## Task goal
Match the word "name". Return each line of the data below where it appears.

(Exercise input)

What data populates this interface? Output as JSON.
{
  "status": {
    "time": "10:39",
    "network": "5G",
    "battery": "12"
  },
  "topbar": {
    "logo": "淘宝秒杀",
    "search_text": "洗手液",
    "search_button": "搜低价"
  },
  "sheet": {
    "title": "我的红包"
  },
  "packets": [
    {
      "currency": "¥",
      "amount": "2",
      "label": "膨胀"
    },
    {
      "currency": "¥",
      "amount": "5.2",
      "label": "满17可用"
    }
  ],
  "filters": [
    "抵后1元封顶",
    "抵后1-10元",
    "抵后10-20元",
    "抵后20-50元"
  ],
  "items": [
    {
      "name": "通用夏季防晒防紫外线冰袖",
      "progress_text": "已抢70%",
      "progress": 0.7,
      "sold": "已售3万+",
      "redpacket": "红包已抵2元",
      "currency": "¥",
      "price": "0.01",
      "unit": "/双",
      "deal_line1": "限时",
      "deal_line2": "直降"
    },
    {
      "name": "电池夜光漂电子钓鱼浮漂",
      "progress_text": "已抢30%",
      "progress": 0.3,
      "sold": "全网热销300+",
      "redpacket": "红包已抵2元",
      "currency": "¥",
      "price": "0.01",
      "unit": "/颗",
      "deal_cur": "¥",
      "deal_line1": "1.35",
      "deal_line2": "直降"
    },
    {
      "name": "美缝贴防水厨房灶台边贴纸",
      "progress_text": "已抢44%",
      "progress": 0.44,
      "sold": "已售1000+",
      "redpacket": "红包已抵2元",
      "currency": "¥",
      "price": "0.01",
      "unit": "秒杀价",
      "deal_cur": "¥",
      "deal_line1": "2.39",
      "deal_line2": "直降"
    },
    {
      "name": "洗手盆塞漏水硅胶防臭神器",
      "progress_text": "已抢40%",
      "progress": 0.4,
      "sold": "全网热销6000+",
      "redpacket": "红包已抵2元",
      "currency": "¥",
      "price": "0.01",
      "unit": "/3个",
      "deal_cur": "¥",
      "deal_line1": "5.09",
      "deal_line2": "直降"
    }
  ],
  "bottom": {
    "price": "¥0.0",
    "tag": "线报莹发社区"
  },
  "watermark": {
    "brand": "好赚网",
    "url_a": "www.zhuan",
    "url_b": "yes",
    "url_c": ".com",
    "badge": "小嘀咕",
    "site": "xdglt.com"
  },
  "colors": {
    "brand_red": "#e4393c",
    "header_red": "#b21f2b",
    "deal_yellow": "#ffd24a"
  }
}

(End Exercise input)

## Result for this task
      "name": "通用夏季防晒防紫外线冰袖",
      "name": "电池夜光漂电子钓鱼浮漂",
      "name": "美缝贴防水厨房灶台边贴纸",
      "name": "洗手盆塞漏水硅胶防臭神器",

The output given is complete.